The Army Of The Potomac: A Stillness At Appomattox, by Bruce Catton
This last book of a series detailing the experience of the Army of the Potomac during the Civil War ends on a strange note. It is almost as if the author expects that the reader has some knowledge of the pageantry of the surrender of Lee to Grant and the sorrow of Lincoln’s assassination and the drama of Sherman and Johnston’s repeated efforts to make a successful peace at Bennett Farm in North Carolina, and so wants this book to end as abruptly as possible on the morning of April 9th. Indeed, for someone who considers the crushing of the Confederacy to be a generally happy (if bittersweet) moment for the United States, this book has a strangely elegiac tone, as if the author is mourning the final suffering of the Civil War and the immense violence that was required to put it down, violence that was exercised somewhat unwillingly by the Union soldiers chronicled in this and the other books of the series. The author conveys a sense of the sorrow that so much loss was required to bring the nation back together again, and that it took so long for the Union to find leaders like Grant who were ruthless enough see to it that this violence was done to help create a new peaceful order for the United States.
This book of nearly 400 pages is divided into six parts with smaller chapters within. First, the author looks at glory being out of date (I), discussing the effects of the Stoneman/Dahlgren raid on Richmond and the reorganization of the Army of the Potomac that took place shortly before the Gettysburg campaign that folded the I and III corps into the rest of the army. After that the author looks at the battles of the Wilderness and Spotsylvania that showed Grant’s intention to move south and to prevent Lee from being able to be free to conduct the sort of dazzling maneuvers that had been done so many times before (II). After that comes a discussion of the failed charge at Cold Harbor and the realization that a change in approach was necessary because the failures of Butler and Sigel had allowed Lee some reinforcements from other fronts (III). After this comes a part of the book that focuses on the Petersburg siege in 1864 and the Battle of the Crater and related efforts to hold the Confederates in place and sap their strength (IV). The author spends a great deal of time discussing Early’s raid and the ultimately successful efforts of Sheridan to clear the Shenandoah Valley of provisions and troops to support rebel efforts (V) before the book closes with a discussion of the successful end of the Petersburg siege and the Appomattox campaign that closed the Civil War in Union victory (VI).

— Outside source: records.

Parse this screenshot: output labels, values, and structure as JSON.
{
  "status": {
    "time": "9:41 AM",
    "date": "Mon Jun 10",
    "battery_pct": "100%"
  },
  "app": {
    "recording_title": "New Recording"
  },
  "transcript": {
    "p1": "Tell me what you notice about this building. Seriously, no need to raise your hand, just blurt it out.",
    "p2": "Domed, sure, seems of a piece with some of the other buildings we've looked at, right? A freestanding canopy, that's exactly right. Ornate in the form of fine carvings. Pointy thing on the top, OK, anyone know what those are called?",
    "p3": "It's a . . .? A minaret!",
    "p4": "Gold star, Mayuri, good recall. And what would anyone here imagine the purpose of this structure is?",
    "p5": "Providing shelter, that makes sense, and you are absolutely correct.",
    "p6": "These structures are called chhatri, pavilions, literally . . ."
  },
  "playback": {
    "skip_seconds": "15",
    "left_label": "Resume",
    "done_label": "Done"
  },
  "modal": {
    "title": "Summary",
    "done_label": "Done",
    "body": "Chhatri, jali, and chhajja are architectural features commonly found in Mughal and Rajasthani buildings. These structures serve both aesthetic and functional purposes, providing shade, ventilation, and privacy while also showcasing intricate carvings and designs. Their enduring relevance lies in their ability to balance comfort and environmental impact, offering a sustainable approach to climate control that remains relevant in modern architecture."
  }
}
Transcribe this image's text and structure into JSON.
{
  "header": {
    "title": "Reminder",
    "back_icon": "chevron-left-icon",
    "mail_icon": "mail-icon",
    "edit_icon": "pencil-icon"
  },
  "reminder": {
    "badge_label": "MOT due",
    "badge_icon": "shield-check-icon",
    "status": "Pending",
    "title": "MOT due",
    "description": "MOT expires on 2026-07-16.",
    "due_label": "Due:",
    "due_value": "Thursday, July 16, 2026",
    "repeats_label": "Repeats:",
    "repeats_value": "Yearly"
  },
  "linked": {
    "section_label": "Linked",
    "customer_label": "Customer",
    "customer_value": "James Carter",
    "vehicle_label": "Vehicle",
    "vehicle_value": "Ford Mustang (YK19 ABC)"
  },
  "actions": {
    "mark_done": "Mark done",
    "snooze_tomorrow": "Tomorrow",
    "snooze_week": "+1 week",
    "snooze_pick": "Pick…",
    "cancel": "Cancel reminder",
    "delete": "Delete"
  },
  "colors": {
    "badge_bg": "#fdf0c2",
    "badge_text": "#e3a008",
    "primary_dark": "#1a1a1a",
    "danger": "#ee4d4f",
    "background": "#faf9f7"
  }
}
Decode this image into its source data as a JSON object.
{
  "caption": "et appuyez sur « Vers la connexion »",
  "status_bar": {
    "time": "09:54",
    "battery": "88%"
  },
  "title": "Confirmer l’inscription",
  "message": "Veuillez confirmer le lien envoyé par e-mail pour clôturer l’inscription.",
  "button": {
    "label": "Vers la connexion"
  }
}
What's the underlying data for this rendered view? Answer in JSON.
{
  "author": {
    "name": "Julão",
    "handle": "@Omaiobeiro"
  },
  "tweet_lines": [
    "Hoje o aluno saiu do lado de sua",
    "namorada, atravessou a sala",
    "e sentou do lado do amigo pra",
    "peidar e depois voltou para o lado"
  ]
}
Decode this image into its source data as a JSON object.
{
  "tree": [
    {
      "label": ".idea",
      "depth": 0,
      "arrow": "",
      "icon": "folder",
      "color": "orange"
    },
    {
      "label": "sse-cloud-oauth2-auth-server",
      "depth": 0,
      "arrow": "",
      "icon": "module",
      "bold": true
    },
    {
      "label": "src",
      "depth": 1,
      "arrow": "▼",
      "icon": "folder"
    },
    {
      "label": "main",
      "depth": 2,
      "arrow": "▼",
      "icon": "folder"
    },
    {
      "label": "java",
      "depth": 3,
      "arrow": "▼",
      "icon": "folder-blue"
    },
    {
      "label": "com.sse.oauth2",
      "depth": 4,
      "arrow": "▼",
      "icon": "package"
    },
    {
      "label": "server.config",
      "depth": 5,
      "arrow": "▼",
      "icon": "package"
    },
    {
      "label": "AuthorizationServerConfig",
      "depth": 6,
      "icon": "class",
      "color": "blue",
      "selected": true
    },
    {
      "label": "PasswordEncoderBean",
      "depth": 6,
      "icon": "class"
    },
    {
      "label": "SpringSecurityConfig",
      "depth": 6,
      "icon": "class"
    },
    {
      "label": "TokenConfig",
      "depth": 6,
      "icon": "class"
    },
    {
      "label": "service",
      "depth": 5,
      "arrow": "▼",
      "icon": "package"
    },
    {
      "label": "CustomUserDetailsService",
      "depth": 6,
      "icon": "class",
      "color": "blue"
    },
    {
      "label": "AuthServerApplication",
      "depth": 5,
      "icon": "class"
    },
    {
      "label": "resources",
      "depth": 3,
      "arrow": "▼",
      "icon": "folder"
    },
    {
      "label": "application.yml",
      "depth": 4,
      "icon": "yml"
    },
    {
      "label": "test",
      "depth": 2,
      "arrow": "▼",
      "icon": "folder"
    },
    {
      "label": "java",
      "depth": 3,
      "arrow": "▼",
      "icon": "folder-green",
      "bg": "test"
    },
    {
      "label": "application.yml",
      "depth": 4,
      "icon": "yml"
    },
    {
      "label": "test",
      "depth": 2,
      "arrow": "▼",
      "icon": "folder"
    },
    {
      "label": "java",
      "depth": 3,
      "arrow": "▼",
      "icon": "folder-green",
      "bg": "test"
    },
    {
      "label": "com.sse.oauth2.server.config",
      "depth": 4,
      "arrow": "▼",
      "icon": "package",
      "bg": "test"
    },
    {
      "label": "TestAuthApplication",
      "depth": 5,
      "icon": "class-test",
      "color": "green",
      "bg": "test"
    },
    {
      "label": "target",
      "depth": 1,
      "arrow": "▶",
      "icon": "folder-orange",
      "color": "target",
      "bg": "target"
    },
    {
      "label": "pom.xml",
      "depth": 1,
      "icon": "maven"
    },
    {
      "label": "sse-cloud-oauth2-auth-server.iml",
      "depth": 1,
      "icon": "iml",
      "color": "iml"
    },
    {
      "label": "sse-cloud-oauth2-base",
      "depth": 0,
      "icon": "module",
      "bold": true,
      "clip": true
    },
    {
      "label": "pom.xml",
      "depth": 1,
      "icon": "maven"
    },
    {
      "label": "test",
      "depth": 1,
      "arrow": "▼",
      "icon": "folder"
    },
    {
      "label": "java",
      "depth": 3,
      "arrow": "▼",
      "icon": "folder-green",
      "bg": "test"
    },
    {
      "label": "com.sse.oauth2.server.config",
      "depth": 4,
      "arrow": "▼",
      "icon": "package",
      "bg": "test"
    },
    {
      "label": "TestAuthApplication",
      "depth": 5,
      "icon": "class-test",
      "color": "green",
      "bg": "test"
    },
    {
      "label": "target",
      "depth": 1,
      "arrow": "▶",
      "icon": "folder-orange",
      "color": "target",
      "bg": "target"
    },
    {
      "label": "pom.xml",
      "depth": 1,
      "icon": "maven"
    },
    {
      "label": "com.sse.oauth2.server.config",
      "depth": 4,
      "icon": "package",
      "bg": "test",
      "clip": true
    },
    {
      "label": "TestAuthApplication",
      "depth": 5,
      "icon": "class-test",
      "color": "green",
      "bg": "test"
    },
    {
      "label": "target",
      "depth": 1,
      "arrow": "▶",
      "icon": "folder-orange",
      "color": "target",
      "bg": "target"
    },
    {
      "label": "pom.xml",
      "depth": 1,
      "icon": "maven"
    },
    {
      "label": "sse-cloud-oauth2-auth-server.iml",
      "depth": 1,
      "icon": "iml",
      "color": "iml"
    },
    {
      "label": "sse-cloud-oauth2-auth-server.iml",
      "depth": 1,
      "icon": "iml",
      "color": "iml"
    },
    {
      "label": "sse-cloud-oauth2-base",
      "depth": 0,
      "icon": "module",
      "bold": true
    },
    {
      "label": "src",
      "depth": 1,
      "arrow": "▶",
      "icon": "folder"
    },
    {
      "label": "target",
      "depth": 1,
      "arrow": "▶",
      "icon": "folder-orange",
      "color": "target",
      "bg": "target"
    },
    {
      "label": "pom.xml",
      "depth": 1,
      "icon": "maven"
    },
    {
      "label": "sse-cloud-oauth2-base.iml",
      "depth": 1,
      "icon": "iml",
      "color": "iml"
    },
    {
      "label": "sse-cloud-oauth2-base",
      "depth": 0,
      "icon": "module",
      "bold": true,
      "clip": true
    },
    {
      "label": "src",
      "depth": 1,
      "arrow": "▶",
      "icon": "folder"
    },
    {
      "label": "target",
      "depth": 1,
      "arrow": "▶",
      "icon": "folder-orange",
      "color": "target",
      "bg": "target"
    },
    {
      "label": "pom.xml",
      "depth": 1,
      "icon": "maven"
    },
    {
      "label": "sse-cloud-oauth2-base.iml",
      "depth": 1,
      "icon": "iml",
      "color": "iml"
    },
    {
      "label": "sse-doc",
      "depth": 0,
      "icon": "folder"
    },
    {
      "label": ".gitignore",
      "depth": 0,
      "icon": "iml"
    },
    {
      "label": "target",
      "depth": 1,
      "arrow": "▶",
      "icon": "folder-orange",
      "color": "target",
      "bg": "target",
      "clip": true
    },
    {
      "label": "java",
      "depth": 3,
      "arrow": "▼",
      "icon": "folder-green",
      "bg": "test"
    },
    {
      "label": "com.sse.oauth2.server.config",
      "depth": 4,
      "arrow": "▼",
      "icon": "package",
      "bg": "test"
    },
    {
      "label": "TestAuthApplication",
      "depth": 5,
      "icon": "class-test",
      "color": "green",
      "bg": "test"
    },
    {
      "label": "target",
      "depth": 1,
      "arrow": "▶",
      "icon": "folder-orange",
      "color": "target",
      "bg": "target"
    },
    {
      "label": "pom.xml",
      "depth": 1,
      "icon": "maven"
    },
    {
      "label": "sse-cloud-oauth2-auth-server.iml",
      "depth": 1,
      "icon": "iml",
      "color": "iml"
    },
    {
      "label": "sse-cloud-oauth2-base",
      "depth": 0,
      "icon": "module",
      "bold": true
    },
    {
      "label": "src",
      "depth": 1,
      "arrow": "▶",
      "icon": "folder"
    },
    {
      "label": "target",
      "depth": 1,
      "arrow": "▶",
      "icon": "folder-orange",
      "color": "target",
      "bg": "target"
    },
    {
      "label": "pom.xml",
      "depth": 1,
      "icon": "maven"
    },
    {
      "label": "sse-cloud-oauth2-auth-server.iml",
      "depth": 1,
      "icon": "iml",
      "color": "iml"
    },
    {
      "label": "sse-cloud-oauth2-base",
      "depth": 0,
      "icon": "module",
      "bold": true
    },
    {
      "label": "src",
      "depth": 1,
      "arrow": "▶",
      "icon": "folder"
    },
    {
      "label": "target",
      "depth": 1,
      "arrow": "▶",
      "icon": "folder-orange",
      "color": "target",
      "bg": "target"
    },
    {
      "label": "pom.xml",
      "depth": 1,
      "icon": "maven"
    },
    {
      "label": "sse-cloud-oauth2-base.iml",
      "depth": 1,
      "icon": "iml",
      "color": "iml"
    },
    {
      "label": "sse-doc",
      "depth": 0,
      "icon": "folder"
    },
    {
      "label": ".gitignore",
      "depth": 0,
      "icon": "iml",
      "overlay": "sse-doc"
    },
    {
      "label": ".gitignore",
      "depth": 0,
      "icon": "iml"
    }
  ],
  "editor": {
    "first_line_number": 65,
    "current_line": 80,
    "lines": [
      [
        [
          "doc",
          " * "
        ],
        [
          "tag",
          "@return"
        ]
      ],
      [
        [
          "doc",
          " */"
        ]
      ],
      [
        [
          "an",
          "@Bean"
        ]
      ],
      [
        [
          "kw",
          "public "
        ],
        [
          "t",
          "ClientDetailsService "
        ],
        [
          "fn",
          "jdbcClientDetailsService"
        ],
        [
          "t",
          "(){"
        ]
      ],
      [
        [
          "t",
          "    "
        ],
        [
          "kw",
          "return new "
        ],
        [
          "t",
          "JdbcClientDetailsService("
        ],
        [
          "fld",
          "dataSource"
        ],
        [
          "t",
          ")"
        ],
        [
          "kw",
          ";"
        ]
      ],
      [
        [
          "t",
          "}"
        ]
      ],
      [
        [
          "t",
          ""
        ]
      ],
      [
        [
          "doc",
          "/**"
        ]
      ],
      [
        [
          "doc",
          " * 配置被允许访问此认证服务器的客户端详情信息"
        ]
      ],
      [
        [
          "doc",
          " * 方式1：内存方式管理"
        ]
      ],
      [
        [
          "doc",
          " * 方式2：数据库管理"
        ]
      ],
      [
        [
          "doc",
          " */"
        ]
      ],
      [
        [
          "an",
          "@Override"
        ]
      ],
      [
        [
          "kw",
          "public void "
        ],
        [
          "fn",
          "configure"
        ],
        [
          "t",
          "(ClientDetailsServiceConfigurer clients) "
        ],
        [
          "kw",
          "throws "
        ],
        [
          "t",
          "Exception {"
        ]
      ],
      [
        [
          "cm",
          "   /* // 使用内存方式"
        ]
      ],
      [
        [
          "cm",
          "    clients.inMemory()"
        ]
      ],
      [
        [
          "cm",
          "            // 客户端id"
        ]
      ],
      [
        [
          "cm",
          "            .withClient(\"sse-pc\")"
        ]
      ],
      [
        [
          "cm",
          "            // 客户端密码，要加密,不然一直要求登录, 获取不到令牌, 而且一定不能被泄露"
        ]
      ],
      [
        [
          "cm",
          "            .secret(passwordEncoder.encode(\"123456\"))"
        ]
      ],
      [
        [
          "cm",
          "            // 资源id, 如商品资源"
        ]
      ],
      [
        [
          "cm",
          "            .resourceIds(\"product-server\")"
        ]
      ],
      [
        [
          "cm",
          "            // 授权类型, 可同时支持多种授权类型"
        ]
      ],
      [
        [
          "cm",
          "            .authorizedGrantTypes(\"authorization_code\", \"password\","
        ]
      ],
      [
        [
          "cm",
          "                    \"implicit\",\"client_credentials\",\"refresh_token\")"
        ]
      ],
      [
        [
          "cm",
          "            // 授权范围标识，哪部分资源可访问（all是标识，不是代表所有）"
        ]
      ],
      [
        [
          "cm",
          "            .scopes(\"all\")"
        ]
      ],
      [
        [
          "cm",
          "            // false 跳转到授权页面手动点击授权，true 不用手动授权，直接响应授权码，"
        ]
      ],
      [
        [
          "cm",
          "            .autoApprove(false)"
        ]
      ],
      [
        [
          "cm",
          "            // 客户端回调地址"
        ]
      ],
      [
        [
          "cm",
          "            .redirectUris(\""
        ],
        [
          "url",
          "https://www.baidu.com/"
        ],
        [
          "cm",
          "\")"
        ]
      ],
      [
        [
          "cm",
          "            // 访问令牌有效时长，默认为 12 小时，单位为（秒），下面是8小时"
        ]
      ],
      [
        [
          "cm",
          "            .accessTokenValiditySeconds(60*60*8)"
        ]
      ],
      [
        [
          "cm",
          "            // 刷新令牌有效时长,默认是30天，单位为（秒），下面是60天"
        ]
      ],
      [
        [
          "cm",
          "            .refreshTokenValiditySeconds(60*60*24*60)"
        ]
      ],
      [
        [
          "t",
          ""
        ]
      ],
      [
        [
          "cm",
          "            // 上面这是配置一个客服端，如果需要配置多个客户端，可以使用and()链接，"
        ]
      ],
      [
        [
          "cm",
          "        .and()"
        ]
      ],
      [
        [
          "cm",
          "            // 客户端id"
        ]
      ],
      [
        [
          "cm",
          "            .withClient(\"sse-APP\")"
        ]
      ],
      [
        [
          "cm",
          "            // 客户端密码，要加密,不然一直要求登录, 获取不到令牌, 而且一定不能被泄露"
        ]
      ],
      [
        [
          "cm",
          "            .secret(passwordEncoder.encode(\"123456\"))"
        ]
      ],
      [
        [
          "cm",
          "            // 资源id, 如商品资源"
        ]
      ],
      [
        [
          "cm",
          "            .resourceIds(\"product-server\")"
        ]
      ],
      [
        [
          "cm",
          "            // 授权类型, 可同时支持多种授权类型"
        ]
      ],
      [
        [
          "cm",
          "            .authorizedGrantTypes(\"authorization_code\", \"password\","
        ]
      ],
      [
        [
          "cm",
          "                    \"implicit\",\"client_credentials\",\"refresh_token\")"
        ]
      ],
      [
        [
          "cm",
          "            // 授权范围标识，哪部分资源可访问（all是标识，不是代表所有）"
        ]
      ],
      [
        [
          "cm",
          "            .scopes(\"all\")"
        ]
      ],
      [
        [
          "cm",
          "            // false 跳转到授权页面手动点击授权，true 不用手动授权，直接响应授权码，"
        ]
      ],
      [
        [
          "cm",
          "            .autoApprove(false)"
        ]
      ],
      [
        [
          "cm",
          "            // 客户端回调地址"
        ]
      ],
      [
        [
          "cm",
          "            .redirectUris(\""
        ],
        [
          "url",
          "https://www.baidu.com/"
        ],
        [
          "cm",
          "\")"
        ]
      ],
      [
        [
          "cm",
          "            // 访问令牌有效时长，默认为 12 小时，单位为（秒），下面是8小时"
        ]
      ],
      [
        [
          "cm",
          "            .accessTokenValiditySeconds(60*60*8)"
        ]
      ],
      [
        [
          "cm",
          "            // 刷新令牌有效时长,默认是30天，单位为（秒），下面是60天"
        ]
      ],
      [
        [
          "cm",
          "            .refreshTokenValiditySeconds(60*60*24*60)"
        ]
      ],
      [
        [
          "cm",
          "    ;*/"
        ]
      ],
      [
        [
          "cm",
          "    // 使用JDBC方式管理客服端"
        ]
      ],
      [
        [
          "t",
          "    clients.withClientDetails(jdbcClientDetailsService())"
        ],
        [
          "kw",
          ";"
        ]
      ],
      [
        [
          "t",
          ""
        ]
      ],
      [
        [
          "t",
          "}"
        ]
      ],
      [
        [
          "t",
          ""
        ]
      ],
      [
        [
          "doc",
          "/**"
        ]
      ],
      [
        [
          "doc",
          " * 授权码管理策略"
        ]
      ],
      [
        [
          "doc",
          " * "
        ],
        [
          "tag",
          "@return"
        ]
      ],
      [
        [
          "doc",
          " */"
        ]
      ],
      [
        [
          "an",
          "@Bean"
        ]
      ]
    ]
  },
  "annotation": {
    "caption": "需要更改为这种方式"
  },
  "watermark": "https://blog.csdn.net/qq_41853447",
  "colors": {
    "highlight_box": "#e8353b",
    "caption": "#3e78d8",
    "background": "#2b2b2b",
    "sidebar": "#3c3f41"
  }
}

It is worthwhile to reflect upon the sorts of losses that were required for the Civil War to end in victory. Nearly continuous violence was required for a period of almost a year, with the brutal destruction of large parts of Virginia and the slaughter of tens of thousands of people for Lee to be cornered at Appomattox Court House and induced to surrender. This violence was committed by young men who themselves suffered terrible losses and were not always competently led, and who had no great personal hatred for the men who they killed and wounded and captured. The author spends a great deal of time reflecting about the political realities that governed the Northern armies and how that benefited some unsavory characters (like General Ben Butler) until near the end of the Civil War. It is rather melancholy to reflect upon the way that used up officers were either killed (like Sedgwick, via a sniper’s bullet) or put to pasture (like the injured Hancock or the fussy Warren) as Grant and his subordinates sought to ruthlessly end a war that had gone on for long enough already by the beginning of 1865.